[Website and app data records]
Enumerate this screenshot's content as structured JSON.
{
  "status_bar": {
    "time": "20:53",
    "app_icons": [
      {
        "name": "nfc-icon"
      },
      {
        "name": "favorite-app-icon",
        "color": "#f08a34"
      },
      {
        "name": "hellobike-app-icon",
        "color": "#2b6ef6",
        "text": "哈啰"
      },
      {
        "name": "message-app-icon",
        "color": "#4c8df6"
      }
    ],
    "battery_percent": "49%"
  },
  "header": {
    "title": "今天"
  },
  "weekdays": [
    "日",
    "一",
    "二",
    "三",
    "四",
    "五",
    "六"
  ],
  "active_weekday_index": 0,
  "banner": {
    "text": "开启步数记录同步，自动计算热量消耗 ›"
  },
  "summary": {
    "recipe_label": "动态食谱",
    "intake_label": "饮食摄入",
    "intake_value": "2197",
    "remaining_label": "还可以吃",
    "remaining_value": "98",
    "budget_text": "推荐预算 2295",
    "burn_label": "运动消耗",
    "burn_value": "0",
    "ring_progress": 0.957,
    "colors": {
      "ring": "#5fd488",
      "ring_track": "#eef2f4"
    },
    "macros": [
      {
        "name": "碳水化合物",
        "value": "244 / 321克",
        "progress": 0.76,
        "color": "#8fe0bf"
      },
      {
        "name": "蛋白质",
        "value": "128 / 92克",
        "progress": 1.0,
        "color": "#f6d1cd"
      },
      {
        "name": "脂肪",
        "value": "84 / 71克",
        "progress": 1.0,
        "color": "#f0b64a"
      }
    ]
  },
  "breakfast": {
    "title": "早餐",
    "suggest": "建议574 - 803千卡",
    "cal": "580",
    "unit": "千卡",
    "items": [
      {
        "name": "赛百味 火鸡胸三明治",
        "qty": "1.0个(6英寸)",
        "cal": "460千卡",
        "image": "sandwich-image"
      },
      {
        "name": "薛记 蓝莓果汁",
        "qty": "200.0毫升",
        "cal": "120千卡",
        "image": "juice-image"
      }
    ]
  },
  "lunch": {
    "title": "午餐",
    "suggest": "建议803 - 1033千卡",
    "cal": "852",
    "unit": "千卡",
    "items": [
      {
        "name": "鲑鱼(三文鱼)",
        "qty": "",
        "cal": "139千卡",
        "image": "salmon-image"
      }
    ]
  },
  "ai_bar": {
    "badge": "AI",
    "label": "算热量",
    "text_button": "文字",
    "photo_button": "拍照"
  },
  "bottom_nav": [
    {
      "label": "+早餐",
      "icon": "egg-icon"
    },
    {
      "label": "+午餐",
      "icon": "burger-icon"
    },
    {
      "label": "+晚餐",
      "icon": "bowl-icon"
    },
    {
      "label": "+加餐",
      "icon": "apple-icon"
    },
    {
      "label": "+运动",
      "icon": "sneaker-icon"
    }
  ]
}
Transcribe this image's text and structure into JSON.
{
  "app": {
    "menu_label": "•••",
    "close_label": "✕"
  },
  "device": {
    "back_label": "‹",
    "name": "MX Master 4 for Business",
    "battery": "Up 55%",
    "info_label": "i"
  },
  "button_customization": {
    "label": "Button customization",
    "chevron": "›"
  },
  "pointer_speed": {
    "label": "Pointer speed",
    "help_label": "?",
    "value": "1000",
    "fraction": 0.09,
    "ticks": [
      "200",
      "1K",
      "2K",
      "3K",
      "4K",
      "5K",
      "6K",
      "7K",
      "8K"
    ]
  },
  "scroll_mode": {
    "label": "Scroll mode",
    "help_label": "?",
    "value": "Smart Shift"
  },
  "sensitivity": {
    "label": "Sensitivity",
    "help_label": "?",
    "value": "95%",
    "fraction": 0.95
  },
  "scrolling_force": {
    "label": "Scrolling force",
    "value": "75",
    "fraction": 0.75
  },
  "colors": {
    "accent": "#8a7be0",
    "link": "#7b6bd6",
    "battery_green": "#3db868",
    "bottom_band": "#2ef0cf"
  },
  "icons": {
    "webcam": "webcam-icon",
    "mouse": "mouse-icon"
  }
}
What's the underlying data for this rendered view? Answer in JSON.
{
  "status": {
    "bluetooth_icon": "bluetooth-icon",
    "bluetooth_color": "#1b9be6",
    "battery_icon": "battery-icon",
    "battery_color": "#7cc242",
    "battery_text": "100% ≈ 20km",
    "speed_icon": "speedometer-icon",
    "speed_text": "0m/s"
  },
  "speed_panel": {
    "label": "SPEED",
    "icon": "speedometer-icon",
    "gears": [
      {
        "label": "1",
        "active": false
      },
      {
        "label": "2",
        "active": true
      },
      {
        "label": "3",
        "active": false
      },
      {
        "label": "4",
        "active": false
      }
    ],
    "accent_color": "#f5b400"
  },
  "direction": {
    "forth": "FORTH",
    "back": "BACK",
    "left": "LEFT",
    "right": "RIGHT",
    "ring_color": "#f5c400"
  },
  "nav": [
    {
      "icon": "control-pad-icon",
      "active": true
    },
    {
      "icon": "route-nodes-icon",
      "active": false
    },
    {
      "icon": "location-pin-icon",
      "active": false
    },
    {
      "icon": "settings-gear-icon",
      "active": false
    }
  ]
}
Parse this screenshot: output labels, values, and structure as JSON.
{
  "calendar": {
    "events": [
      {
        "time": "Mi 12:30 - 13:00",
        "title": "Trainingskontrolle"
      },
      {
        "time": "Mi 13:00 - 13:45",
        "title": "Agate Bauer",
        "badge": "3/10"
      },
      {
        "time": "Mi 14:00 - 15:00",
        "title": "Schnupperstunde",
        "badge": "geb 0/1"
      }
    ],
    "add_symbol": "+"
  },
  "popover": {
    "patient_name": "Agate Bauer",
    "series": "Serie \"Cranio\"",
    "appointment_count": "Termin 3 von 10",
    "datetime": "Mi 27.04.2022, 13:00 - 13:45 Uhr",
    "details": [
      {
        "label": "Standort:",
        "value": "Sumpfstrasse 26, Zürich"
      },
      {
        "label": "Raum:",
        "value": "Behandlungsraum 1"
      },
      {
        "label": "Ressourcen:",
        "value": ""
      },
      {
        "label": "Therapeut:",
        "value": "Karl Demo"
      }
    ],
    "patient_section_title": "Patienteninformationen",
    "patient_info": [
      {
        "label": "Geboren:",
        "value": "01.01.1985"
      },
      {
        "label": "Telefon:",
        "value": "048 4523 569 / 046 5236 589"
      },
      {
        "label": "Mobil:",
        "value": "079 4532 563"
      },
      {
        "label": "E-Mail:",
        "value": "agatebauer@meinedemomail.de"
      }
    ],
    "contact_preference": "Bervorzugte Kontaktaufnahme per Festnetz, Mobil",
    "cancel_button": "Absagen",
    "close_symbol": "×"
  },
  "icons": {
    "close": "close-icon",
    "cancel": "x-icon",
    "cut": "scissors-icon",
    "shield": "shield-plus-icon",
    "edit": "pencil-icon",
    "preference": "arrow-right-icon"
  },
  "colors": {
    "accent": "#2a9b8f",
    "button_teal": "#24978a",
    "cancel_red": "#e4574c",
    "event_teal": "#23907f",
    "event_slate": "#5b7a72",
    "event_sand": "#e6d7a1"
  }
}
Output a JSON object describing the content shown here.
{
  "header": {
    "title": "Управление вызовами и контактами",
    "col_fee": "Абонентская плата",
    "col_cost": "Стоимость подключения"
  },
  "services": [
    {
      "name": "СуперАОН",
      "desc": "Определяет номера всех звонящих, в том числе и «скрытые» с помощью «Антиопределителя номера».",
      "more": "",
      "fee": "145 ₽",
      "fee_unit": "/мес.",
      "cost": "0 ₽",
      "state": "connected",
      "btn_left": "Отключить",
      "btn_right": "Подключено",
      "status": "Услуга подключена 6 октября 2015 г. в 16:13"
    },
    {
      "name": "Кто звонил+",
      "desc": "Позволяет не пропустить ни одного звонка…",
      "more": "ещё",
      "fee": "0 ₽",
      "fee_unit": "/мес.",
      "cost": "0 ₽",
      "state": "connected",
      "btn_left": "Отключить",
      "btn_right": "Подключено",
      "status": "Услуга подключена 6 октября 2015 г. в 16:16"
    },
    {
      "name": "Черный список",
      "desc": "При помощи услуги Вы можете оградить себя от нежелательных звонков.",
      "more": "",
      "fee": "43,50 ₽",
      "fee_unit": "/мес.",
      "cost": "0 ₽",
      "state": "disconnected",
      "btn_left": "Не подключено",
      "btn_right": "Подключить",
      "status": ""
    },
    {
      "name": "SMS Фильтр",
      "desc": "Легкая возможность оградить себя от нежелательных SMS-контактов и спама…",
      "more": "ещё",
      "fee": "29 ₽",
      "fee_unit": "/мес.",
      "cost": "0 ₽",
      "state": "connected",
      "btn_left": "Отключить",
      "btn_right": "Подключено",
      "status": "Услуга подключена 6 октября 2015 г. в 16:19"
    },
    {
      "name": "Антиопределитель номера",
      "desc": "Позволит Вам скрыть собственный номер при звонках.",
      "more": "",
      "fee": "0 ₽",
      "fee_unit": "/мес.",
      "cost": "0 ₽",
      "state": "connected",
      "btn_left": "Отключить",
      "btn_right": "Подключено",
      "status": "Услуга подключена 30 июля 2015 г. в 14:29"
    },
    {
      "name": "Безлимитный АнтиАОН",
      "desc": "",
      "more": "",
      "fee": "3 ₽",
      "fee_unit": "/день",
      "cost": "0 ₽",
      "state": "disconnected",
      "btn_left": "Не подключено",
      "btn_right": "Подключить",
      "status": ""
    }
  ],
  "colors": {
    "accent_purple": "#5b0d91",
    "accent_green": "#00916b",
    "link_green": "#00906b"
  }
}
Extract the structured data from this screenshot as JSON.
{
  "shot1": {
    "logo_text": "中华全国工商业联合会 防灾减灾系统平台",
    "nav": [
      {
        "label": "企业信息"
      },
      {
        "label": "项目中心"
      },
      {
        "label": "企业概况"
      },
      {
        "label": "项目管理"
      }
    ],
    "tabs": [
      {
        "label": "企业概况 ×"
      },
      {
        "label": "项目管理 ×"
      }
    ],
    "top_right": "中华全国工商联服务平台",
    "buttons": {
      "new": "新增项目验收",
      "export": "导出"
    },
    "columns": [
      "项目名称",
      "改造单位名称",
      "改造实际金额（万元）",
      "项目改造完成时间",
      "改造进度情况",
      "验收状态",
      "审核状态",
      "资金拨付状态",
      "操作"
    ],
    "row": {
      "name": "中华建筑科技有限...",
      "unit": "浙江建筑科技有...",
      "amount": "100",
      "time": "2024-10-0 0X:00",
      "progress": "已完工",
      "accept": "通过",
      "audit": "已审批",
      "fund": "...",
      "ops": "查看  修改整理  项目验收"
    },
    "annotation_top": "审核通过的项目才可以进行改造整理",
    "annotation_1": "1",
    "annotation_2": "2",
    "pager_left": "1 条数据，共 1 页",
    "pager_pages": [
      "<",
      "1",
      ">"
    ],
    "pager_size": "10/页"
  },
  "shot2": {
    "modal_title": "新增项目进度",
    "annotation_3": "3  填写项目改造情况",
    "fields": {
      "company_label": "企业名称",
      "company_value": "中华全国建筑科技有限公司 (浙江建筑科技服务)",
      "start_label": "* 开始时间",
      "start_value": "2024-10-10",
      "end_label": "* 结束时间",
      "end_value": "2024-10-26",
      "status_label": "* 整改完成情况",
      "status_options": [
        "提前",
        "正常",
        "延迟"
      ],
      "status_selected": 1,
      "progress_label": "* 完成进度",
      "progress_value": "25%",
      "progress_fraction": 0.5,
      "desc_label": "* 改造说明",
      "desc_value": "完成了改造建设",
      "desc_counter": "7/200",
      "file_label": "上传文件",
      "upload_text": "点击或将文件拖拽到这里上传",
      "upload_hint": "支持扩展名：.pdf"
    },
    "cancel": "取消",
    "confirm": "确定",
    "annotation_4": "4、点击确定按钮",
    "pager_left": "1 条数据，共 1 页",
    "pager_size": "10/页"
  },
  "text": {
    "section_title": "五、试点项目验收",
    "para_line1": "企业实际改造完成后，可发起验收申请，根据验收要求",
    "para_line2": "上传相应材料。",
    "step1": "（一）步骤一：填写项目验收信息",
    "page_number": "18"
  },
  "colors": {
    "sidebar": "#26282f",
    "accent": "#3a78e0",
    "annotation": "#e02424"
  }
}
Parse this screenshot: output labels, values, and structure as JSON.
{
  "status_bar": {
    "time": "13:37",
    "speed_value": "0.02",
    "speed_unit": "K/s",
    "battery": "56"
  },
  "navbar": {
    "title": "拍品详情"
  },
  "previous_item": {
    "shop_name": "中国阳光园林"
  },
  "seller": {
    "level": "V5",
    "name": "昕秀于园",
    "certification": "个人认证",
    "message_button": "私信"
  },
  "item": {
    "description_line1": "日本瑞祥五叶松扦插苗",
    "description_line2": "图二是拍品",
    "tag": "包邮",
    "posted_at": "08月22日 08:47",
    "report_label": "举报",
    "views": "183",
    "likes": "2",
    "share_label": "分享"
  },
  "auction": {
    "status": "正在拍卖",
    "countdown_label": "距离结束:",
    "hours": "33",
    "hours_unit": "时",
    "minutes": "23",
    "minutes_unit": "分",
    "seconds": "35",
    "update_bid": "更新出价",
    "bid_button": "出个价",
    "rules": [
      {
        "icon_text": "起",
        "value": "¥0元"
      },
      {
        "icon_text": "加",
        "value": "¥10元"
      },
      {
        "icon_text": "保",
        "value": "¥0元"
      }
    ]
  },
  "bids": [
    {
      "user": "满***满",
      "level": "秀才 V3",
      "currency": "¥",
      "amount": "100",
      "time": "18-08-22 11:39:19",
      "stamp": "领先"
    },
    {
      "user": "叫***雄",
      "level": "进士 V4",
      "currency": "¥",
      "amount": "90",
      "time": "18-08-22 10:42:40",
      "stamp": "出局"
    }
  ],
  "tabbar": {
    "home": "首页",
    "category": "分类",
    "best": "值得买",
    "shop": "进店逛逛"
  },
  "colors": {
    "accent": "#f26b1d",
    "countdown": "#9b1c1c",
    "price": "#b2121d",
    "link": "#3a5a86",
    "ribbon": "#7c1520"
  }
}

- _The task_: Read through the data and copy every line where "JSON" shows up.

- _Answer for the task_:
Enumerate this screenshot's content as structured JSON.
Transcribe this image's text and structure into JSON.
What's the underlying data for this rendered view? Answer in JSON.
Parse this screenshot: output labels, values, and structure as JSON.
Output a JSON object describing the content shown here.
Extract the structured data from this screenshot as JSON.
Parse this screenshot: output labels, values, and structure as JSON.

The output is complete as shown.